## What you will do
Please repeat all of the records, keeping every word unchanged.

━━━━━ Available data ━━━━━

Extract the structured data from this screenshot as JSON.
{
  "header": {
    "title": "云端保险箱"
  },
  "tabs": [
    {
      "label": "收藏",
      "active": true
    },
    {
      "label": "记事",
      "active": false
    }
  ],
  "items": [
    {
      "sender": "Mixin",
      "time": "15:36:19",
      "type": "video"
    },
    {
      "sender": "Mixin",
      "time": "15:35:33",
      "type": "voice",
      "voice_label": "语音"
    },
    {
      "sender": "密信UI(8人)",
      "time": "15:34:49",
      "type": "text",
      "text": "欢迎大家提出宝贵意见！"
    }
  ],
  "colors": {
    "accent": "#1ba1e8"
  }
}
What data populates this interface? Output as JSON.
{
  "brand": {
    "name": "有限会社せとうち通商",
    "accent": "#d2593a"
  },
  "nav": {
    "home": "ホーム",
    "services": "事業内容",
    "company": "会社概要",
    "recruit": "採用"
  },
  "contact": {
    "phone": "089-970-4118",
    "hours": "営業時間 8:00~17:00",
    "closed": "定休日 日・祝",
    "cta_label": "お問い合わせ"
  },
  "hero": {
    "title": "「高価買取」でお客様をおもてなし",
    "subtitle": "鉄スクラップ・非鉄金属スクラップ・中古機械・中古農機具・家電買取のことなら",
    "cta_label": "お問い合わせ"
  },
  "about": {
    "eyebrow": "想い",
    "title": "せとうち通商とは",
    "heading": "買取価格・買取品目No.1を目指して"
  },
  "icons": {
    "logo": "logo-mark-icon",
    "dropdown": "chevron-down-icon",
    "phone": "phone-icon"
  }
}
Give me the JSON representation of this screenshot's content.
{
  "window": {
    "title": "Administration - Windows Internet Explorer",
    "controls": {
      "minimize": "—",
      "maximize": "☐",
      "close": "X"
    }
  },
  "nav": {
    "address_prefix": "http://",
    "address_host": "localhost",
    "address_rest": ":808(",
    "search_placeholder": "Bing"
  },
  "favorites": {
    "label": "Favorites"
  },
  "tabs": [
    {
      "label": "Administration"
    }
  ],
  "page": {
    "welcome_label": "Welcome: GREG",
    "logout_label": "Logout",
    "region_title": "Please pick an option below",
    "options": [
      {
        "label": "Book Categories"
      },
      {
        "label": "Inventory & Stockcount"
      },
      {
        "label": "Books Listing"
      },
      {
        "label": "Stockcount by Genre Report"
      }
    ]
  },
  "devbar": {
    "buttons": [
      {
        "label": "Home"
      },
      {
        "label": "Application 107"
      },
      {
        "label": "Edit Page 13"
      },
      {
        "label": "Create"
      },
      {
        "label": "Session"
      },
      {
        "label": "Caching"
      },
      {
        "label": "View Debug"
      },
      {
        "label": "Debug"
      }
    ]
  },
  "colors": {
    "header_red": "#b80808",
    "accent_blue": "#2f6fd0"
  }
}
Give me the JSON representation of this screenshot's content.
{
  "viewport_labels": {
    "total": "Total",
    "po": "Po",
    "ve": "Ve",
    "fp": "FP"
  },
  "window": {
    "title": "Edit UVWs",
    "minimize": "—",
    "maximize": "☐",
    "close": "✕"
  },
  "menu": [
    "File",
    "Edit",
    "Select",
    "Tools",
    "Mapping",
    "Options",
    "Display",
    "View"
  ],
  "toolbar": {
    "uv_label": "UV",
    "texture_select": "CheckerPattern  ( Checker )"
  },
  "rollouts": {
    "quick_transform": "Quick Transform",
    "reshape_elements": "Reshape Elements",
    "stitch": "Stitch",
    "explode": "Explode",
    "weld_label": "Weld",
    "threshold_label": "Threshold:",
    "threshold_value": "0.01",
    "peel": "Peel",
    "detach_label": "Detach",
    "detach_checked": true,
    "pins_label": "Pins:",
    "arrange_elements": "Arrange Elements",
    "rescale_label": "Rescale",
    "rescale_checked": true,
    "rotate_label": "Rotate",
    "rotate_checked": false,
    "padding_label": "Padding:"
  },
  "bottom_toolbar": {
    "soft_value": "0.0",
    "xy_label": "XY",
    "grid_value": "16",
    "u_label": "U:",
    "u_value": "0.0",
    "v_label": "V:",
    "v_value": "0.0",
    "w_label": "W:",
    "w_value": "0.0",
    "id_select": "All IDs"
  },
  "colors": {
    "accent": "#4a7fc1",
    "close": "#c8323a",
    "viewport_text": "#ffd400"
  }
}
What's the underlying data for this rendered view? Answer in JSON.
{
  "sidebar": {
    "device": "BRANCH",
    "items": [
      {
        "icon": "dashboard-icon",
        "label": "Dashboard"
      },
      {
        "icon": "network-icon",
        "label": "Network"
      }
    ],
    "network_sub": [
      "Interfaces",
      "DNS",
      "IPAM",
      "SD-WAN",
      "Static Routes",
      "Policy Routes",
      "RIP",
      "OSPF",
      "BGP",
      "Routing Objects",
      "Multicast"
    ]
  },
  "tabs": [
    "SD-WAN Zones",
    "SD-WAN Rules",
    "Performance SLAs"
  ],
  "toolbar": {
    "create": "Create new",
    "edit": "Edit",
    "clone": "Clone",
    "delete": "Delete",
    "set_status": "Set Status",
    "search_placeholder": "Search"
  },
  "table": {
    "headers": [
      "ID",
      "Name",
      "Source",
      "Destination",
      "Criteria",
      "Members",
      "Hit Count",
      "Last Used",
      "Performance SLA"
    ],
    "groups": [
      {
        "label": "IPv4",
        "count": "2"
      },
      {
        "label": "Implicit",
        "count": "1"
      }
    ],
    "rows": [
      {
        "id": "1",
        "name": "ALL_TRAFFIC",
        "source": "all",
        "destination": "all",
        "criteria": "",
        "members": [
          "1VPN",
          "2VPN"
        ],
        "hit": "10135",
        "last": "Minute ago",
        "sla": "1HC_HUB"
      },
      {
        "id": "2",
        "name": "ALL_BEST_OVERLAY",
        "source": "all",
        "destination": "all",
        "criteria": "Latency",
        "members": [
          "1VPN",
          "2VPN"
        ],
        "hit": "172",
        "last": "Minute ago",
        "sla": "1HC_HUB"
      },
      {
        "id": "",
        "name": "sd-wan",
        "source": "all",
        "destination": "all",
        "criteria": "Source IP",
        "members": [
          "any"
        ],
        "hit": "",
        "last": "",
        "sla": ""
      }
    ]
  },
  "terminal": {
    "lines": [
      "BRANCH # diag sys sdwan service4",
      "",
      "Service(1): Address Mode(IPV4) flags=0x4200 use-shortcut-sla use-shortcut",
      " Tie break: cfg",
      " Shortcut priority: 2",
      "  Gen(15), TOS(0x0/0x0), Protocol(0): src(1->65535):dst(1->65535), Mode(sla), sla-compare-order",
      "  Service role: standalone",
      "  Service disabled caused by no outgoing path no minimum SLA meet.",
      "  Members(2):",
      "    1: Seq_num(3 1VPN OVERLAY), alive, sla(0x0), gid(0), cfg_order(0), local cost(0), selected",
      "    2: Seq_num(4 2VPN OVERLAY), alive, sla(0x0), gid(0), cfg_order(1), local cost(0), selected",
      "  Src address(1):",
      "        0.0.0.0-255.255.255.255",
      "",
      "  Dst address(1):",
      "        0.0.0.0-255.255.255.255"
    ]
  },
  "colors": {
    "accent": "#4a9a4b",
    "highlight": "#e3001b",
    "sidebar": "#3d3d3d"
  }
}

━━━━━

## Reply to the exercise
Extract the structured data from this screenshot as JSON.
{
  "header": {
    "title": "云端保险箱"
  },
  "tabs": [
    {
      "label": "收藏",
      "active": true
    },
    {
      "label": "记事",
      "active": false
    }
  ],
  "items": [
    {
      "sender": "Mixin",
      "time": "15:36:19",
      "type": "video"
    },
    {
      "sender": "Mixin",
      "time": "15:35:33",
      "type": "voice",
      "voice_label": "语音"
    },
    {
      "sender": "密信UI(8人)",
      "time": "15:34:49",
      "type": "text",
      "text": "欢迎大家提出宝贵意见！"
    }
  ],
  "colors": {
    "accent": "#1ba1e8"
  }
}
What data populates this interface? Output as JSON.
{
  "brand": {
    "name": "有限会社せとうち通商",
    "accent": "#d2593a"
  },
  "nav": {
    "home": "ホーム",
    "services": "事業内容",
    "company": "会社概要",
    "recruit": "採用"
  },
  "contact": {
    "phone": "089-970-4118",
    "hours": "営業時間 8:00~17:00",
    "closed": "定休日 日・祝",
    "cta_label": "お問い合わせ"
  },
  "hero": {
    "title": "「高価買取」でお客様をおもてなし",
    "subtitle": "鉄スクラップ・非鉄金属スクラップ・中古機械・中古農機具・家電買取のことなら",
    "cta_label": "お問い合わせ"
  },
  "about": {
    "eyebrow": "想い",
    "title": "せとうち通商とは",
    "heading": "買取価格・買取品目No.1を目指して"
  },
  "icons": {
    "logo": "logo-mark-icon",
    "dropdown": "chevron-down-icon",
    "phone": "phone-icon"
  }
}
Give me the JSON representation of this screenshot's content.
{
  "window": {
    "title": "Administration - Windows Internet Explorer",
    "controls": {
      "minimize": "—",
      "maximize": "☐",
      "close": "X"
    }
  },
  "nav": {
    "address_prefix": "http://",
    "address_host": "localhost",
    "address_rest": ":808(",
    "search_placeholder": "Bing"
  },
  "favorites": {
    "label": "Favorites"
  },
  "tabs": [
    {
      "label": "Administration"
    }
  ],
  "page": {
    "welcome_label": "Welcome: GREG",
    "logout_label": "Logout",
    "region_title": "Please pick an option below",
    "options": [
      {
        "label": "Book Categories"
      },
      {
        "label": "Inventory & Stockcount"
      },
      {
        "label": "Books Listing"
      },
      {
        "label": "Stockcount by Genre Report"
      }
    ]
  },
  "devbar": {
    "buttons": [
      {
        "label": "Home"
      },
      {
        "label": "Application 107"
      },
      {
        "label": "Edit Page 13"
      },
      {
        "label": "Create"
      },
      {
        "label": "Session"
      },
      {
        "label": "Caching"
      },
      {
        "label": "View Debug"
      },
      {
        "label": "Debug"
      }
    ]
  },
  "colors": {
    "header_red": "#b80808",
    "accent_blue": "#2f6fd0"
  }
}
Give me the JSON representation of this screenshot's content.
{
  "viewport_labels": {
    "total": "Total",
    "po": "Po",
    "ve": "Ve",
    "fp": "FP"
  },
  "window": {
    "title": "Edit UVWs",
    "minimize": "—",
    "maximize": "☐",
    "close": "✕"
  },
  "menu": [
    "File",
    "Edit",
    "Select",
    "Tools",
    "Mapping",
    "Options",
    "Display",
    "View"
  ],
  "toolbar": {
    "uv_label": "UV",
    "texture_select": "CheckerPattern  ( Checker )"
  },
  "rollouts": {
    "quick_transform": "Quick Transform",
    "reshape_elements": "Reshape Elements",
    "stitch": "Stitch",
    "explode": "Explode",
    "weld_label": "Weld",
    "threshold_label": "Threshold:",
    "threshold_value": "0.01",
    "peel": "Peel",
    "detach_label": "Detach",
    "detach_checked": true,
    "pins_label": "Pins:",
    "arrange_elements": "Arrange Elements",
    "rescale_label": "Rescale",
    "rescale_checked": true,
    "rotate_label": "Rotate",
    "rotate_checked": false,
    "padding_label": "Padding:"
  },
  "bottom_toolbar": {
    "soft_value": "0.0",
    "xy_label": "XY",
    "grid_value": "16",
    "u_label": "U:",
    "u_value": "0.0",
    "v_label": "V:",
    "v_value": "0.0",
    "w_label": "W:",
    "w_value": "0.0",
    "id_select": "All IDs"
  },
  "colors": {
    "accent": "#4a7fc1",
    "close": "#c8323a",
    "viewport_text": "#ffd400"
  }
}
What's the underlying data for this rendered view? Answer in JSON.
{
  "sidebar": {
    "device": "BRANCH",
    "items": [
      {
        "icon": "dashboard-icon",
        "label": "Dashboard"
      },
      {
        "icon": "network-icon",
        "label": "Network"
      }
    ],
    "network_sub": [
      "Interfaces",
      "DNS",
      "IPAM",
      "SD-WAN",
      "Static Routes",
      "Policy Routes",
      "RIP",
      "OSPF",
      "BGP",
      "Routing Objects",
      "Multicast"
    ]
  },
  "tabs": [
    "SD-WAN Zones",
    "SD-WAN Rules",
    "Performance SLAs"
  ],
  "toolbar": {
    "create": "Create new",
    "edit": "Edit",
    "clone": "Clone",
    "delete": "Delete",
    "set_status": "Set Status",
    "search_placeholder": "Search"
  },
  "table": {
    "headers": [
      "ID",
      "Name",
      "Source",
      "Destination",
      "Criteria",
      "Members",
      "Hit Count",
      "Last Used",
      "Performance SLA"
    ],
    "groups": [
      {
        "label": "IPv4",
        "count": "2"
      },
      {
        "label": "Implicit",
        "count": "1"
      }
    ],
    "rows": [
      {
        "id": "1",
        "name": "ALL_TRAFFIC",
        "source": "all",
        "destination": "all",
        "criteria": "",
        "members": [
          "1VPN",
          "2VPN"
        ],
        "hit": "10135",
        "last": "Minute ago",
        "sla": "1HC_HUB"
      },
      {
        "id": "2",
        "name": "ALL_BEST_OVERLAY",
        "source": "all",
        "destination": "all",
        "criteria": "Latency",
        "members": [
          "1VPN",
          "2VPN"
        ],
        "hit": "172",
        "last": "Minute ago",
        "sla": "1HC_HUB"
      },
      {
        "id": "",
        "name": "sd-wan",
        "source": "all",
        "destination": "all",
        "criteria": "Source IP",
        "members": [
          "any"
        ],
        "hit": "",
        "last": "",
        "sla": ""
      }
    ]
  },
  "terminal": {
    "lines": [
      "BRANCH # diag sys sdwan service4",
      "",
      "Service(1): Address Mode(IPV4) flags=0x4200 use-shortcut-sla use-shortcut",
      " Tie break: cfg",
      " Shortcut priority: 2",
      "  Gen(15), TOS(0x0/0x0), Protocol(0): src(1->65535):dst(1->65535), Mode(sla), sla-compare-order",
      "  Service role: standalone",
      "  Service disabled caused by no outgoing path no minimum SLA meet.",
      "  Members(2):",
      "    1: Seq_num(3 1VPN OVERLAY), alive, sla(0x0), gid(0), cfg_order(0), local cost(0), selected",
      "    2: Seq_num(4 2VPN OVERLAY), alive, sla(0x0), gid(0), cfg_order(1), local cost(0), selected",
      "  Src address(1):",
      "        0.0.0.0-255.255.255.255",
      "",
      "  Dst address(1):",
      "        0.0.0.0-255.255.255.255"
    ]
  },
  "colors": {
    "accent": "#4a9a4b",
    "highlight": "#e3001b",
    "sidebar": "#3d3d3d"
  }
}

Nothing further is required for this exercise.